A few weeks ago I attended my granddaughter’s graduation from preschool. Parents, siblings, and grandparents chattered excitedly as the graduates entered the room and lined up on one side. The head teacher explained that the children were “crossing over” from preschool to kindergarten, and so today, they would literally cross over a bridge—actually, a wooden rocking boat turned upside down. As each child’s name was called, he or she walked to the bridge, walked over the bridge, hugged or shook hands with the head teacher, and sat down on the other side of the room. Their faces beamed, and cellphone cameras clicked...
Although I had initially chuckled at the idea of a preschool “graduation,” I was very moved, and as my granddaughter carefully climbed up and down the steps, tears came to my eyes. I looked around the room; I wasn’t the only one whose eyes were glistening.
After the ceremony, I talked with my daughter about how much I had enjoyed the ceremony and how it seemed as though a great deal of care had gone into the program. She agreed and then added, “It’s the way they do everything. We’re really going to miss this place.” Later that day, I had the chance to ask her what exactly she was going to miss. Here are the things she mentioned:
- “The teachers interact with the kids in really caring and respectful ways, and they encourage that kind of behavior among the children. When we visit the classroom, the atmosphere is calm; there’s a sense of quiet and peacefulness, even though everyone is busy doing things.”
- “The activities and projects are based on the kids’ interests, and they have the opportunity to explore and observe, and then reflect on what they’ve done.”

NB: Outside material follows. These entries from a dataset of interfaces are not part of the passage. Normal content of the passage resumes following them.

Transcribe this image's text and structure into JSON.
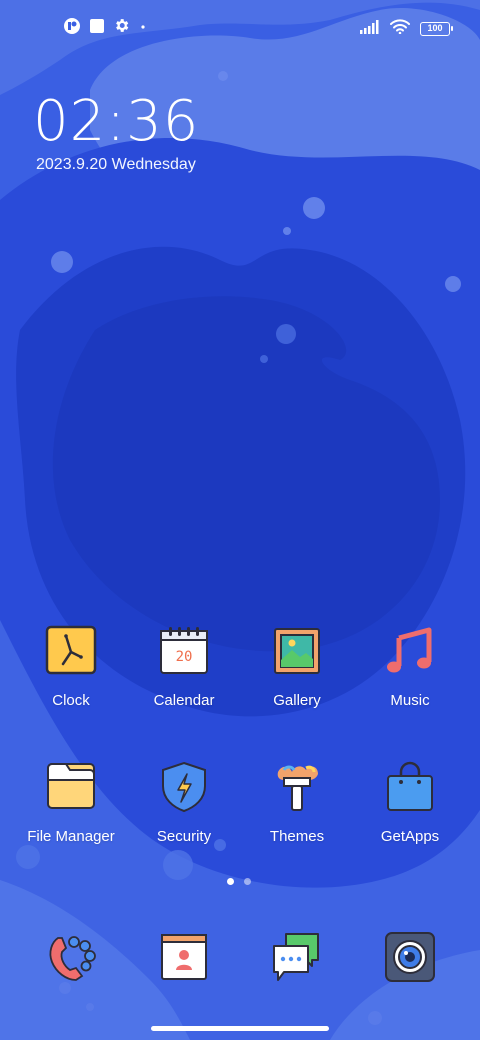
{
  "status_bar": {
    "battery": "100",
    "icons": [
      "notification-app-icon",
      "square-notification-icon",
      "gear-icon",
      "dot-icon",
      "signal-icon",
      "wifi-icon",
      "battery-icon"
    ]
  },
  "clock_widget": {
    "time": "02:36",
    "date": "2023.9.20 Wednesday"
  },
  "apps": [
    {
      "label": "Clock",
      "icon": "clock-icon"
    },
    {
      "label": "Calendar",
      "icon": "calendar-icon",
      "icon_text": "20"
    },
    {
      "label": "Gallery",
      "icon": "gallery-icon"
    },
    {
      "label": "Music",
      "icon": "music-note-icon"
    },
    {
      "label": "File Manager",
      "icon": "folder-icon"
    },
    {
      "label": "Security",
      "icon": "shield-icon"
    },
    {
      "label": "Themes",
      "icon": "paintbrush-icon"
    },
    {
      "label": "GetApps",
      "icon": "shopping-bag-icon"
    }
  ],
  "dock": [
    {
      "icon": "phone-icon"
    },
    {
      "icon": "contacts-icon"
    },
    {
      "icon": "messages-icon"
    },
    {
      "icon": "camera-icon"
    }
  ],
  "page_indicator": {
    "pages": 2,
    "current": 1
  },
  "colors": {
    "wallpaper_base": "#3a5fe3",
    "wallpaper_mid": "#2646d6",
    "wallpaper_dark": "#1f3ec8",
    "wallpaper_light": "#6487ea"
  }
}
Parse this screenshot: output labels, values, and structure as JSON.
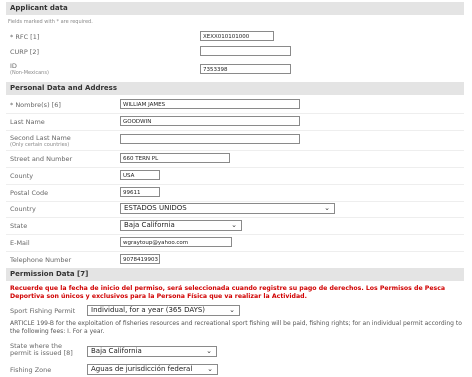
{
  "applicant": {
    "header": "Applicant data",
    "required_note": "Fields marked with * are required.",
    "rfc_label": "* RFC [1]",
    "rfc_value": "XEXX010101000",
    "curp_label": "CURP [2]",
    "curp_value": "",
    "id_label": "ID",
    "id_sublabel": "(Non-Mexicans)",
    "id_value": "7353398"
  },
  "personal": {
    "header": "Personal Data and Address",
    "name_label": "* Nombre(s) [6]",
    "name_value": "WILLIAM JAMES",
    "last_name_label": "Last Name",
    "last_name_value": "GOODWIN",
    "second_last_label": "Second Last Name",
    "second_last_sublabel": "(Only certain countries)",
    "second_last_value": "",
    "street_label": "Street and Number",
    "street_value": "660 TERN PL",
    "county_label": "County",
    "county_value": "USA",
    "postal_label": "Postal Code",
    "postal_value": "99611",
    "country_label": "Country",
    "country_value": "ESTADOS UNIDOS",
    "state_label": "State",
    "state_value": "Baja California",
    "email_label": "E-Mail",
    "email_value": "wgraytoup@yahoo.com",
    "phone_label": "Telephone Number",
    "phone_value": "9078419903"
  },
  "permission": {
    "header": "Permission Data [7]",
    "notice": "Recuerde que la fecha de inicio del permiso, será seleccionada cuando registre su pago de derechos. Los Permisos de Pesca Deportiva son únicos y exclusivos para la Persona Física que va realizar la Actividad.",
    "permit_label": "Sport Fishing Permit",
    "permit_value": "Individual, for a year (365 DAYS)",
    "article_text": "ARTICLE 199-B for the exploitation of fisheries resources and recreational sport fishing will be paid, fishing rights; for an individual permit according to the following fees: I. For a year.",
    "state_start_label_1": "State where the",
    "state_start_label_2": "permit is issued [8]",
    "state_start_value": "Baja California",
    "zone_label": "Fishing Zone",
    "zone_value": "Aguas de jurisdicción federal"
  }
}
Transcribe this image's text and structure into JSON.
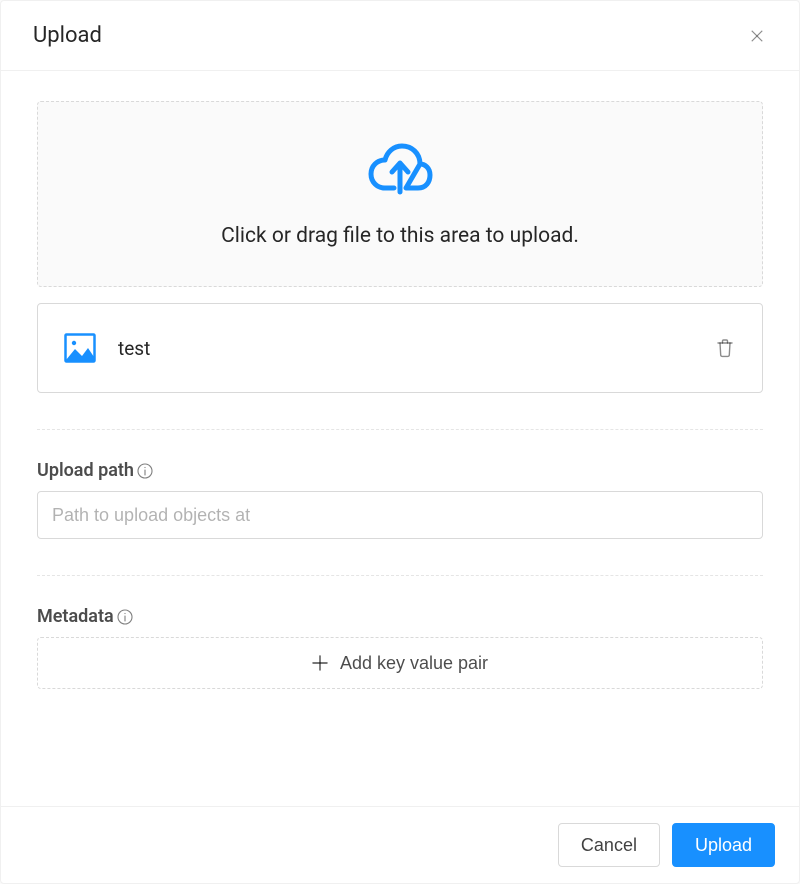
{
  "header": {
    "title": "Upload"
  },
  "dropzone": {
    "text": "Click or drag file to this area to upload."
  },
  "files": [
    {
      "name": "test"
    }
  ],
  "uploadPath": {
    "label": "Upload path",
    "placeholder": "Path to upload objects at",
    "value": ""
  },
  "metadata": {
    "label": "Metadata",
    "addLabel": "Add key value pair"
  },
  "footer": {
    "cancel": "Cancel",
    "upload": "Upload"
  }
}
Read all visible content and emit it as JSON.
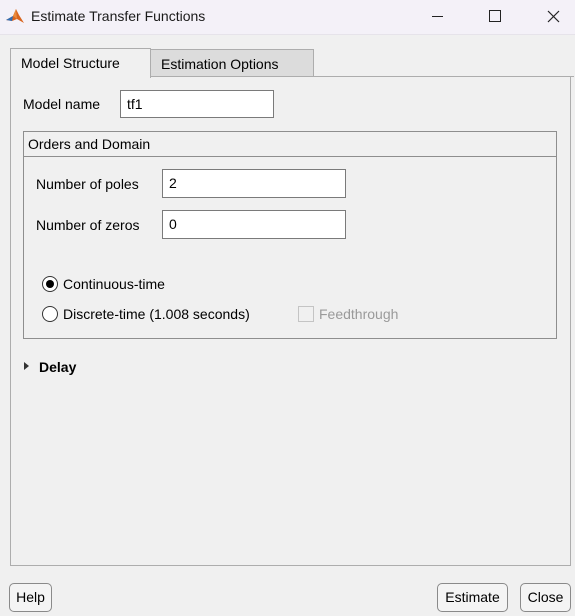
{
  "window": {
    "title": "Estimate Transfer Functions",
    "icon": "matlab-icon"
  },
  "tabs": [
    {
      "label": "Model Structure",
      "active": true
    },
    {
      "label": "Estimation Options",
      "active": false
    }
  ],
  "model_name": {
    "label": "Model name",
    "value": "tf1"
  },
  "orders_group": {
    "title": "Orders and Domain",
    "poles": {
      "label": "Number of poles",
      "value": "2"
    },
    "zeros": {
      "label": "Number of zeros",
      "value": "0"
    },
    "continuous": {
      "label": "Continuous-time",
      "selected": true
    },
    "discrete": {
      "label": "Discrete-time (1.008 seconds)",
      "selected": false
    },
    "feedthrough": {
      "label": "Feedthrough",
      "checked": false,
      "enabled": false
    }
  },
  "delay": {
    "label": "Delay",
    "expanded": false
  },
  "buttons": {
    "help": "Help",
    "estimate": "Estimate",
    "close": "Close"
  }
}
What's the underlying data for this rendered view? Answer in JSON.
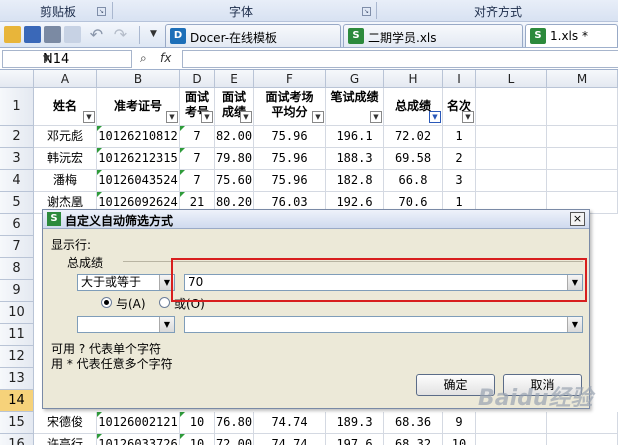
{
  "ribbon": {
    "groups": [
      "剪贴板",
      "字体",
      "对齐方式"
    ]
  },
  "tabs": [
    {
      "label": "Docer-在线模板",
      "icon": "D",
      "color": "#1d6fb8",
      "active": false
    },
    {
      "label": "二期学员.xls",
      "icon": "S",
      "color": "#2c8a3c",
      "active": false
    },
    {
      "label": "1.xls *",
      "icon": "S",
      "color": "#2c8a3c",
      "active": true
    }
  ],
  "formula_bar": {
    "name_box": "N14",
    "fx_symbol": "fx",
    "value": ""
  },
  "columns": [
    "A",
    "B",
    "D",
    "E",
    "F",
    "G",
    "H",
    "I",
    "L",
    "M"
  ],
  "row_numbers": [
    "1",
    "2",
    "3",
    "4",
    "5",
    "6",
    "7",
    "8",
    "9",
    "10",
    "11",
    "12",
    "13",
    "14",
    "15",
    "16"
  ],
  "selected_row": "14",
  "headers": [
    "姓名",
    "准考证号",
    "面试考号",
    "面试成绩",
    "面试考场平均分",
    "笔试成绩",
    "总成绩",
    "名次"
  ],
  "rows": [
    [
      "邓元彪",
      "10126210812",
      "7",
      "82.00",
      "75.96",
      "196.1",
      "72.02",
      "1"
    ],
    [
      "韩沅宏",
      "10126212315",
      "7",
      "79.80",
      "75.96",
      "188.3",
      "69.58",
      "2"
    ],
    [
      "潘梅",
      "10126043524",
      "7",
      "75.60",
      "75.96",
      "182.8",
      "66.8",
      "3"
    ],
    [
      "谢杰凰",
      "10126092624",
      "21",
      "80.20",
      "76.03",
      "192.6",
      "70.6",
      "1"
    ]
  ],
  "partial_rows": [
    [
      "宋德俊",
      "10126002121",
      "10",
      "76.80",
      "74.74",
      "189.3",
      "68.36",
      "9"
    ],
    [
      "许高行",
      "10126033726",
      "10",
      "72.00",
      "74.74",
      "197.6",
      "68.32",
      "10"
    ]
  ],
  "dialog": {
    "title": "自定义自动筛选方式",
    "show_rows_label": "显示行:",
    "field_label": "总成绩",
    "operator1": "大于或等于",
    "value1": "70",
    "and_label": "与(A)",
    "or_label": "或(O)",
    "operator2": "",
    "value2": "",
    "hint1": "可用 ? 代表单个字符",
    "hint2": "用 * 代表任意多个字符",
    "ok_label": "确定",
    "cancel_label": "取消",
    "logic": "and"
  },
  "watermark": "Baidu经验"
}
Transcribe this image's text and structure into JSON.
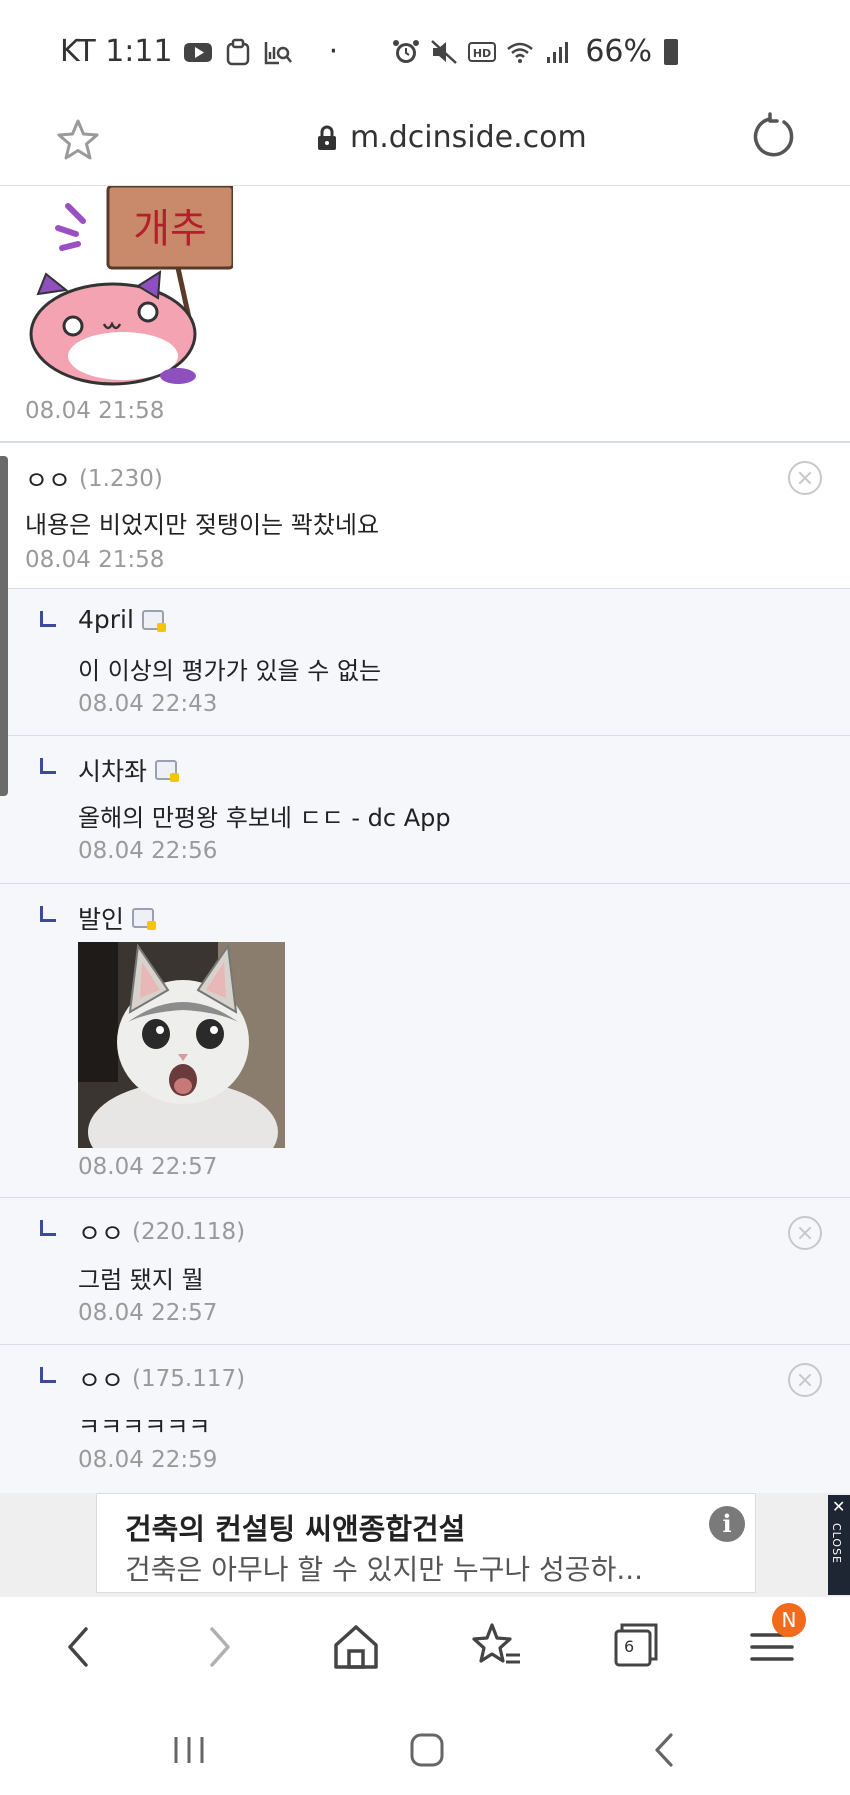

- “When they’re doing projects, they don’t just use the same old markers or stamps all the time; they’re introduced to new materials, and they’re encouraged to use them in novel ways.”
- “The environment is beautiful! It’s spacious and light, and it’s not overwhelming. There’s a balance between stimulating displays and restful elements like plants and an aquarium.”
- “When we go for parent conferences, the teachers make observations that show how well they know our kid, rather than comments that seem generic (like, ‘She’s very enthusiastic’).”
- “The curriculum seems well thought out. The activities are connected and they seem to have a goal; they’re not just random.”
- “There’s lots of active play time, and they go outside as much as possible, not just a half-hour a day.”
As I reflected on my daughter’s comments, I thought about how many of them are indicators of a high-quality preschool and how lucky my granddaughter was to be able to attend such a school. This kind of experience shouldn’t be limited to the lucky few whose parents are able to afford it. Support Strong Start Tucson so high-quality preschool will be available to 8000 more 3- and 4-year-olds in Tucson!
Emerita Professor of Early Childhood/Elementary Education
Rutgers Graduate School of Education